__INPUT DATA__
======
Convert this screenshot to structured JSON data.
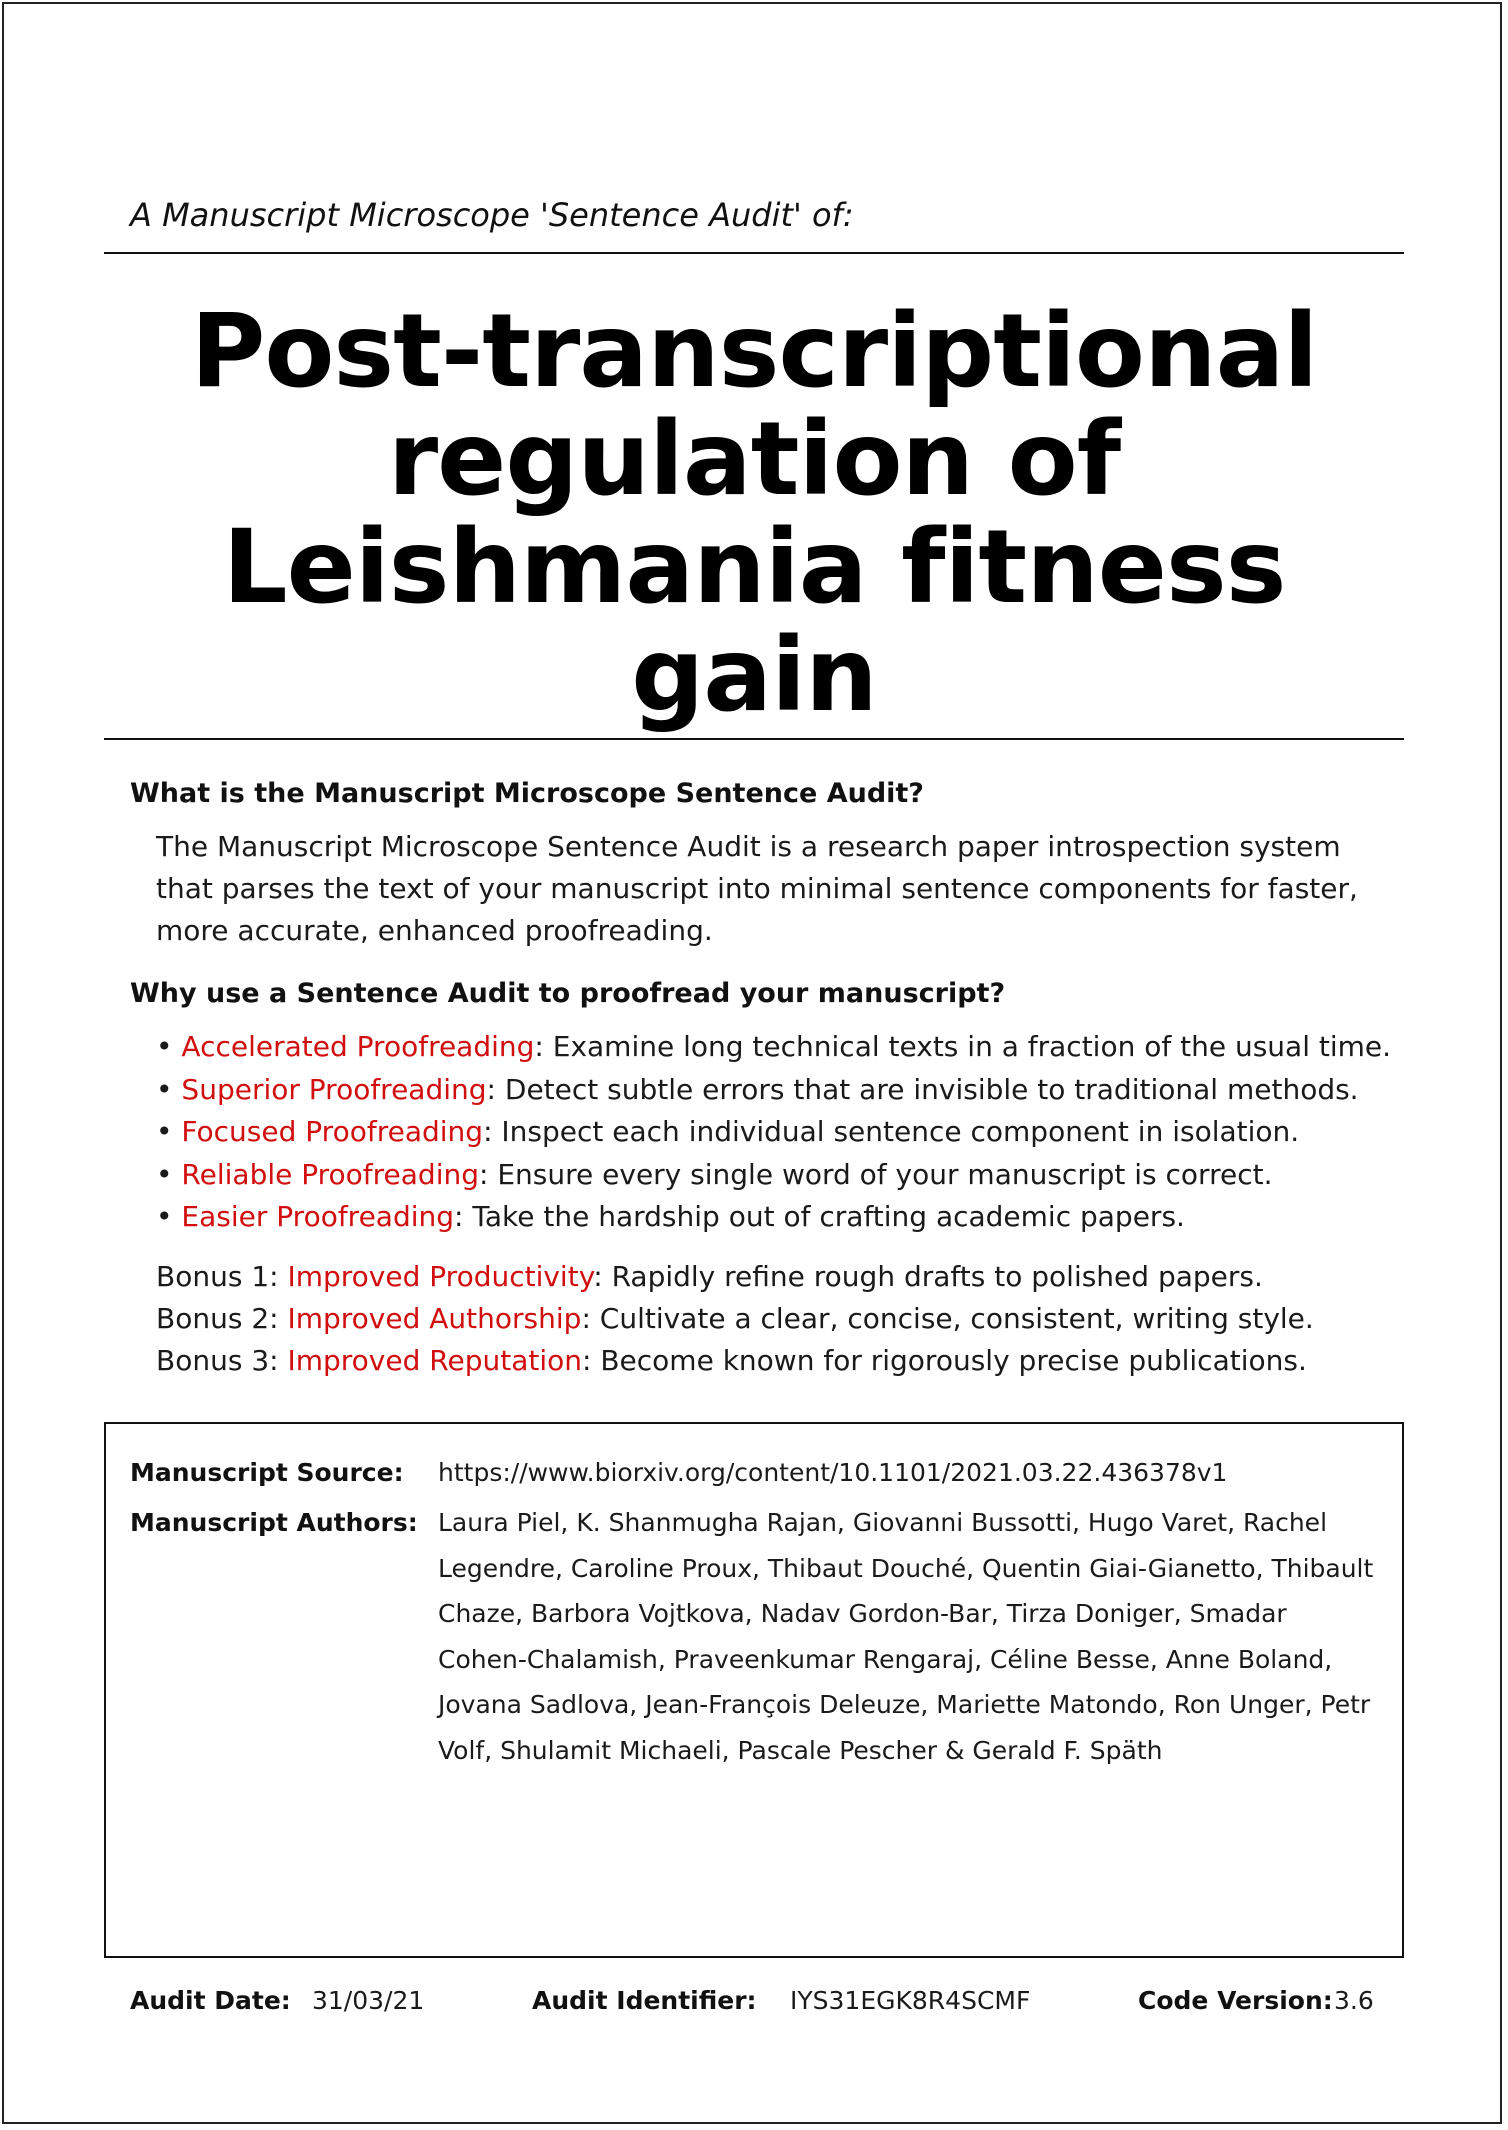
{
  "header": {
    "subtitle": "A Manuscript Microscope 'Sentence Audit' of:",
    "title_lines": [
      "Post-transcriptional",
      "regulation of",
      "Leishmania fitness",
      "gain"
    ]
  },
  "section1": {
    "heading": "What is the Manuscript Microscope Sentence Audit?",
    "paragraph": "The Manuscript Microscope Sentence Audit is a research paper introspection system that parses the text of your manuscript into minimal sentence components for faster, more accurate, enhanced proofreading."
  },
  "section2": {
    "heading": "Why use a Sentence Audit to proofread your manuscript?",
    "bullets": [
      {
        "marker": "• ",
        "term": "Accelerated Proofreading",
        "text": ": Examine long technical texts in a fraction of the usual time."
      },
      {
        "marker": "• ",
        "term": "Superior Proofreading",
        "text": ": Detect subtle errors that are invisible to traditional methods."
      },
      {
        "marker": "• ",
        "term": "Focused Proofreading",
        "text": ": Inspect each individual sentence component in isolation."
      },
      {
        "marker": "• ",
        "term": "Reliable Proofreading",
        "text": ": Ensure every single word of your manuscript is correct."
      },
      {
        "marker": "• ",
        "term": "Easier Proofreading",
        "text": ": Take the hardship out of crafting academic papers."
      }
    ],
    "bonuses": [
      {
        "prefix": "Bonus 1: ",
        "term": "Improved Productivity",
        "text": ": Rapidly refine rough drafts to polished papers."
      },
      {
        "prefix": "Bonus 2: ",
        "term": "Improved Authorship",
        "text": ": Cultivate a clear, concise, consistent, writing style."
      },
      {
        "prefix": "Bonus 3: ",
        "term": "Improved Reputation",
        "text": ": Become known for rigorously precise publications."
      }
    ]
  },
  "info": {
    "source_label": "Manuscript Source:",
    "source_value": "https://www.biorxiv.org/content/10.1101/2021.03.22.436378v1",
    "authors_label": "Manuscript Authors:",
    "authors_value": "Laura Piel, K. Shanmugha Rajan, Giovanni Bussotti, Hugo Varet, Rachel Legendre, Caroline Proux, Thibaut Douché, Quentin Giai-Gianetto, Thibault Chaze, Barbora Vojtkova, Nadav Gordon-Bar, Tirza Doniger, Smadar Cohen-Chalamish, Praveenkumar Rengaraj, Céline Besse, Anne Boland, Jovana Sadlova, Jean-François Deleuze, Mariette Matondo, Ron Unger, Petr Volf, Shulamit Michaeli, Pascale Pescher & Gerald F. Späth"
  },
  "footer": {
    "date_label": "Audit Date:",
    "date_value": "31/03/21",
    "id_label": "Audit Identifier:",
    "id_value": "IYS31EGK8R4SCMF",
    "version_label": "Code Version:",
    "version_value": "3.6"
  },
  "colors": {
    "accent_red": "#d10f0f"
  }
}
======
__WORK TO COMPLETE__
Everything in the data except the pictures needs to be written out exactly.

__RESULT BELOW__
Convert this screenshot to structured JSON data.
{
  "header": {
    "subtitle": "A Manuscript Microscope 'Sentence Audit' of:",
    "title_lines": [
      "Post-transcriptional",
      "regulation of",
      "Leishmania fitness",
      "gain"
    ]
  },
  "section1": {
    "heading": "What is the Manuscript Microscope Sentence Audit?",
    "paragraph": "The Manuscript Microscope Sentence Audit is a research paper introspection system that parses the text of your manuscript into minimal sentence components for faster, more accurate, enhanced proofreading."
  },
  "section2": {
    "heading": "Why use a Sentence Audit to proofread your manuscript?",
    "bullets": [
      {
        "marker": "• ",
        "term": "Accelerated Proofreading",
        "text": ": Examine long technical texts in a fraction of the usual time."
      },
      {
        "marker": "• ",
        "term": "Superior Proofreading",
        "text": ": Detect subtle errors that are invisible to traditional methods."
      },
      {
        "marker": "• ",
        "term": "Focused Proofreading",
        "text": ": Inspect each individual sentence component in isolation."
      },
      {
        "marker": "• ",
        "term": "Reliable Proofreading",
        "text": ": Ensure every single word of your manuscript is correct."
      },
      {
        "marker": "• ",
        "term": "Easier Proofreading",
        "text": ": Take the hardship out of crafting academic papers."
      }
    ],
    "bonuses": [
      {
        "prefix": "Bonus 1: ",
        "term": "Improved Productivity",
        "text": ": Rapidly refine rough drafts to polished papers."
      },
      {
        "prefix": "Bonus 2: ",
        "term": "Improved Authorship",
        "text": ": Cultivate a clear, concise, consistent, writing style."
      },
      {
        "prefix": "Bonus 3: ",
        "term": "Improved Reputation",
        "text": ": Become known for rigorously precise publications."
      }
    ]
  },
  "info": {
    "source_label": "Manuscript Source:",
    "source_value": "https://www.biorxiv.org/content/10.1101/2021.03.22.436378v1",
    "authors_label": "Manuscript Authors:",
    "authors_value": "Laura Piel, K. Shanmugha Rajan, Giovanni Bussotti, Hugo Varet, Rachel Legendre, Caroline Proux, Thibaut Douché, Quentin Giai-Gianetto, Thibault Chaze, Barbora Vojtkova, Nadav Gordon-Bar, Tirza Doniger, Smadar Cohen-Chalamish, Praveenkumar Rengaraj, Céline Besse, Anne Boland, Jovana Sadlova, Jean-François Deleuze, Mariette Matondo, Ron Unger, Petr Volf, Shulamit Michaeli, Pascale Pescher & Gerald F. Späth"
  },
  "footer": {
    "date_label": "Audit Date:",
    "date_value": "31/03/21",
    "id_label": "Audit Identifier:",
    "id_value": "IYS31EGK8R4SCMF",
    "version_label": "Code Version:",
    "version_value": "3.6"
  },
  "colors": {
    "accent_red": "#d10f0f"
  }
}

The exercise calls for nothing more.